"""

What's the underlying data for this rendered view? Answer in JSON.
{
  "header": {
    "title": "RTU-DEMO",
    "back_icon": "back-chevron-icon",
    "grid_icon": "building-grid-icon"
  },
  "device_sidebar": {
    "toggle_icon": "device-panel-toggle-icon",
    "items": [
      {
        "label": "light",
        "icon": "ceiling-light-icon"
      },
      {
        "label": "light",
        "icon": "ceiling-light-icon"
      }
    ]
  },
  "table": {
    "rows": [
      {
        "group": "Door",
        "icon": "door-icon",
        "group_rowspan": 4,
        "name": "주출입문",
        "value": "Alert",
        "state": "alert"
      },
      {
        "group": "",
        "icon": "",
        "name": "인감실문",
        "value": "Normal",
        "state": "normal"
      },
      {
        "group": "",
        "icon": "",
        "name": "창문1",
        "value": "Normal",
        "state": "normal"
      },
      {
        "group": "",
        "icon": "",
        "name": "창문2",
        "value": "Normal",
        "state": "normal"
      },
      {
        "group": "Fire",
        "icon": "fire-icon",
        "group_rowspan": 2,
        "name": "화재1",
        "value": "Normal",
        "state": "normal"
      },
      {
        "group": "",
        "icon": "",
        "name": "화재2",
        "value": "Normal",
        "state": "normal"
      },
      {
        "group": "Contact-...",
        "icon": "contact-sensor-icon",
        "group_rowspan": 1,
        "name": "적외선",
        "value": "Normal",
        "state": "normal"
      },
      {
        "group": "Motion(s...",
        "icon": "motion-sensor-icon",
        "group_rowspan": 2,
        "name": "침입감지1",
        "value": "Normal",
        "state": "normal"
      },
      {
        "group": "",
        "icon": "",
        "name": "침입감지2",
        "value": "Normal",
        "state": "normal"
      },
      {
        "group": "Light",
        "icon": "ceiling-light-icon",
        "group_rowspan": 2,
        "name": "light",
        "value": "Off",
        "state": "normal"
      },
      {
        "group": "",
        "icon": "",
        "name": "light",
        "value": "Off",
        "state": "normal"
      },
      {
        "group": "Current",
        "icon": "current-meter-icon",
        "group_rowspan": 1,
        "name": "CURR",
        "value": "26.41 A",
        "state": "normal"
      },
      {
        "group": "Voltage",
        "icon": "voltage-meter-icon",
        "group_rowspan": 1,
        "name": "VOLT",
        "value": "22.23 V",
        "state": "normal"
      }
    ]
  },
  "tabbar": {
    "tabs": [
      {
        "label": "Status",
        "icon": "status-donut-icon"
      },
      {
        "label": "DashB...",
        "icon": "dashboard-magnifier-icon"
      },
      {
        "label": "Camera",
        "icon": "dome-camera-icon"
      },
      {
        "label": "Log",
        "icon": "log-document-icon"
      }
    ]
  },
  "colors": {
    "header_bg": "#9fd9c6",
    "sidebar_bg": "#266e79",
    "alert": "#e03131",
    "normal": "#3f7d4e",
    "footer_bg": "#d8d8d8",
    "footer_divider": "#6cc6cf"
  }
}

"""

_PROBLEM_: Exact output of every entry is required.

_RESPONSE AREA_:
What's the underlying data for this rendered view? Answer in JSON.
{
  "header": {
    "title": "RTU-DEMO",
    "back_icon": "back-chevron-icon",
    "grid_icon": "building-grid-icon"
  },
  "device_sidebar": {
    "toggle_icon": "device-panel-toggle-icon",
    "items": [
      {
        "label": "light",
        "icon": "ceiling-light-icon"
      },
      {
        "label": "light",
        "icon": "ceiling-light-icon"
      }
    ]
  },
  "table": {
    "rows": [
      {
        "group": "Door",
        "icon": "door-icon",
        "group_rowspan": 4,
        "name": "주출입문",
        "value": "Alert",
        "state": "alert"
      },
      {
        "group": "",
        "icon": "",
        "name": "인감실문",
        "value": "Normal",
        "state": "normal"
      },
      {
        "group": "",
        "icon": "",
        "name": "창문1",
        "value": "Normal",
        "state": "normal"
      },
      {
        "group": "",
        "icon": "",
        "name": "창문2",
        "value": "Normal",
        "state": "normal"
      },
      {
        "group": "Fire",
        "icon": "fire-icon",
        "group_rowspan": 2,
        "name": "화재1",
        "value": "Normal",
        "state": "normal"
      },
      {
        "group": "",
        "icon": "",
        "name": "화재2",
        "value": "Normal",
        "state": "normal"
      },
      {
        "group": "Contact-...",
        "icon": "contact-sensor-icon",
        "group_rowspan": 1,
        "name": "적외선",
        "value": "Normal",
        "state": "normal"
      },
      {
        "group": "Motion(s...",
        "icon": "motion-sensor-icon",
        "group_rowspan": 2,
        "name": "침입감지1",
        "value": "Normal",
        "state": "normal"
      },
      {
        "group": "",
        "icon": "",
        "name": "침입감지2",
        "value": "Normal",
        "state": "normal"
      },
      {
        "group": "Light",
        "icon": "ceiling-light-icon",
        "group_rowspan": 2,
        "name": "light",
        "value": "Off",
        "state": "normal"
      },
      {
        "group": "",
        "icon": "",
        "name": "light",
        "value": "Off",
        "state": "normal"
      },
      {
        "group": "Current",
        "icon": "current-meter-icon",
        "group_rowspan": 1,
        "name": "CURR",
        "value": "26.41 A",
        "state": "normal"
      },
      {
        "group": "Voltage",
        "icon": "voltage-meter-icon",
        "group_rowspan": 1,
        "name": "VOLT",
        "value": "22.23 V",
        "state": "normal"
      }
    ]
  },
  "tabbar": {
    "tabs": [
      {
        "label": "Status",
        "icon": "status-donut-icon"
      },
      {
        "label": "DashB...",
        "icon": "dashboard-magnifier-icon"
      },
      {
        "label": "Camera",
        "icon": "dome-camera-icon"
      },
      {
        "label": "Log",
        "icon": "log-document-icon"
      }
    ]
  },
  "colors": {
    "header_bg": "#9fd9c6",
    "sidebar_bg": "#266e79",
    "alert": "#e03131",
    "normal": "#3f7d4e",
    "footer_bg": "#d8d8d8",
    "footer_divider": "#6cc6cf"
  }
}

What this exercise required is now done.